- [WORK INSTRUCTION] How many lines of the entries hold the string "apple"? Reply with the number alone.

== Segment start ==

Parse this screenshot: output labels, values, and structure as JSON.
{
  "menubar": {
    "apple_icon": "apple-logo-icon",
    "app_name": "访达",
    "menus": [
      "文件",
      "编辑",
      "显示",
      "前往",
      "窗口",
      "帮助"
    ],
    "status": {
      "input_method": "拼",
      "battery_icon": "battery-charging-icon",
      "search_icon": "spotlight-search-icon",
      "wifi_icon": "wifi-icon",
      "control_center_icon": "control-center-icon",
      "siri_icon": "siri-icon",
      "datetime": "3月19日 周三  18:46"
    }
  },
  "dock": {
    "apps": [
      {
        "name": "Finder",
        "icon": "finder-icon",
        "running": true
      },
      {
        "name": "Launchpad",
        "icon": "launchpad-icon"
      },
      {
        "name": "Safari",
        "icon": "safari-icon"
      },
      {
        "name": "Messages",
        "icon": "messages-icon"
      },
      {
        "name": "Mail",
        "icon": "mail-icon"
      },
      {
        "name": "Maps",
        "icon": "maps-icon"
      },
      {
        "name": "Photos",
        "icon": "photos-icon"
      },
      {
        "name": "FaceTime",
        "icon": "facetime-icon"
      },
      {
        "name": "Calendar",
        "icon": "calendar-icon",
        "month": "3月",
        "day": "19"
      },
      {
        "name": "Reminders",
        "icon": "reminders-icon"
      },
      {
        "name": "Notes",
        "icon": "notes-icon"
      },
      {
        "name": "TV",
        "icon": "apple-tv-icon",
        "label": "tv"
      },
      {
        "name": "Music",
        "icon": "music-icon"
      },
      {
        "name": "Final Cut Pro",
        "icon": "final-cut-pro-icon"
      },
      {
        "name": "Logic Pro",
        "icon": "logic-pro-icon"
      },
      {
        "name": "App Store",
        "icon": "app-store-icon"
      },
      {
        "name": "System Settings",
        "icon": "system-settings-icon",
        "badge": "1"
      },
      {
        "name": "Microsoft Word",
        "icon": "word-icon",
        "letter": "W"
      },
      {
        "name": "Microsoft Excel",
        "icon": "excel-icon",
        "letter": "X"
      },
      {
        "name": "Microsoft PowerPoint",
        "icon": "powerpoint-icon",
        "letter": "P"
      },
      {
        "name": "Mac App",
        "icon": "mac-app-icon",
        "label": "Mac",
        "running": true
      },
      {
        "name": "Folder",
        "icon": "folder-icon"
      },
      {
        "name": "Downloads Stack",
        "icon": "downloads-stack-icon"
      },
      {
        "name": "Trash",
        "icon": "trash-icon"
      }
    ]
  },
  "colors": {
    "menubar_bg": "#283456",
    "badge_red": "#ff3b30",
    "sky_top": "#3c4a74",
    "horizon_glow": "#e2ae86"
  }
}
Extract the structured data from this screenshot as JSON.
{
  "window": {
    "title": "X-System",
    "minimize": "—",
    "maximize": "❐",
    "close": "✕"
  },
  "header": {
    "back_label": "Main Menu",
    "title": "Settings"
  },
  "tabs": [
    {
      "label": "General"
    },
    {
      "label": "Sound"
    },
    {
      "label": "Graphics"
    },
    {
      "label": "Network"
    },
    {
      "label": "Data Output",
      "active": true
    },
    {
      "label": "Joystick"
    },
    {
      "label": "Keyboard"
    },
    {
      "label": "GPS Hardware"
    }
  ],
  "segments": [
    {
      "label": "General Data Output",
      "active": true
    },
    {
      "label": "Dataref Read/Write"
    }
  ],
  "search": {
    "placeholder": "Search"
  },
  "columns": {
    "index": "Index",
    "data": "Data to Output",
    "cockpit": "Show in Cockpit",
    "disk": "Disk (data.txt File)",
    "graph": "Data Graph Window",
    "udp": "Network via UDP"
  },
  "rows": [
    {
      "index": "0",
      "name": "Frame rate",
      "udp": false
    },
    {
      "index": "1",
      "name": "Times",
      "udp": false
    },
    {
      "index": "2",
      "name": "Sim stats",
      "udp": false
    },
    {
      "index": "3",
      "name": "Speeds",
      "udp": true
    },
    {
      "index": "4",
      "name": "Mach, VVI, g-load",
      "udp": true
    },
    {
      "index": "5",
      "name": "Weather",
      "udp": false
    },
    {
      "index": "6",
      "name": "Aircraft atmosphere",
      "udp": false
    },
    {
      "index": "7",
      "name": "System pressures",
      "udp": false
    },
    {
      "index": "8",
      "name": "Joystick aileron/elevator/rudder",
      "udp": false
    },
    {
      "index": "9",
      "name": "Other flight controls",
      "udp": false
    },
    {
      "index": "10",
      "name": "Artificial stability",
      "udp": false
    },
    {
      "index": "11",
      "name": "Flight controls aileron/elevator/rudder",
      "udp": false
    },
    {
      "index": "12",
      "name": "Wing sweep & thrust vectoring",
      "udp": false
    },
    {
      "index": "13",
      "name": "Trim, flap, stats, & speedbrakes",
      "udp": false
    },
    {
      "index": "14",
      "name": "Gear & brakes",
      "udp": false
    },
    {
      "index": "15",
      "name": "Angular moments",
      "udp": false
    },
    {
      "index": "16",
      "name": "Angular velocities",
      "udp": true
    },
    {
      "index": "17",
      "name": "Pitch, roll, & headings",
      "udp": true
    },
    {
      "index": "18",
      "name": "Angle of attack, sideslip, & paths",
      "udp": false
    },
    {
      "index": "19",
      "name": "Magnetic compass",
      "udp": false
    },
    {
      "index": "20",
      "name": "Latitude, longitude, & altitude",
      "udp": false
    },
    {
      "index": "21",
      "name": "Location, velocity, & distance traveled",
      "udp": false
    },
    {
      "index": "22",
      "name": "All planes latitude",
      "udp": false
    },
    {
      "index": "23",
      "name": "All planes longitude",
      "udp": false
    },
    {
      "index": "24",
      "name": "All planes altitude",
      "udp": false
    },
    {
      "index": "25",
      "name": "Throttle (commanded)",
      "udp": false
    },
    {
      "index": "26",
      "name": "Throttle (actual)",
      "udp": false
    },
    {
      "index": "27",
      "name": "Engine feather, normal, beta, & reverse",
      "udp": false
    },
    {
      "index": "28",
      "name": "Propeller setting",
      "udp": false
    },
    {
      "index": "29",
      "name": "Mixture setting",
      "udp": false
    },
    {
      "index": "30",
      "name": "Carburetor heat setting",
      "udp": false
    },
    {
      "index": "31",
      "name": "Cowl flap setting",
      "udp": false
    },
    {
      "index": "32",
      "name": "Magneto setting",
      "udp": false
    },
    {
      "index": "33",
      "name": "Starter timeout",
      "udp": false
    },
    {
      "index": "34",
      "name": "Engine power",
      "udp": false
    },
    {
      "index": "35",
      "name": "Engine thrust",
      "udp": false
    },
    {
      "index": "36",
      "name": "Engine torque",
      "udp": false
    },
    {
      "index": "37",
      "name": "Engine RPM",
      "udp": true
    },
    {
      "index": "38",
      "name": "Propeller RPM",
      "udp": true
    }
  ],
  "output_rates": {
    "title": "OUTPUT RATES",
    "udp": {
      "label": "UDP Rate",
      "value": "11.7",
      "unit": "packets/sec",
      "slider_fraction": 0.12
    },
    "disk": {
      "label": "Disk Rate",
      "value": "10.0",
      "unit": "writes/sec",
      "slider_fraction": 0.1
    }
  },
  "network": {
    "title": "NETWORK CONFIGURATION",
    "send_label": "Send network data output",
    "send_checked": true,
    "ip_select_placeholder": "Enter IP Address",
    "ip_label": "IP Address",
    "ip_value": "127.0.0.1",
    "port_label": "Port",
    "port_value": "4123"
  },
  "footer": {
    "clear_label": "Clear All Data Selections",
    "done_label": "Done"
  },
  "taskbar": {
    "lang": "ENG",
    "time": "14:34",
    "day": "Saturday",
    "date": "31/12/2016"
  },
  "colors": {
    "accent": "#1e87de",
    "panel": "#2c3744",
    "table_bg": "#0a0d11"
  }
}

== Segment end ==

- [YOUR RESPONSE] 2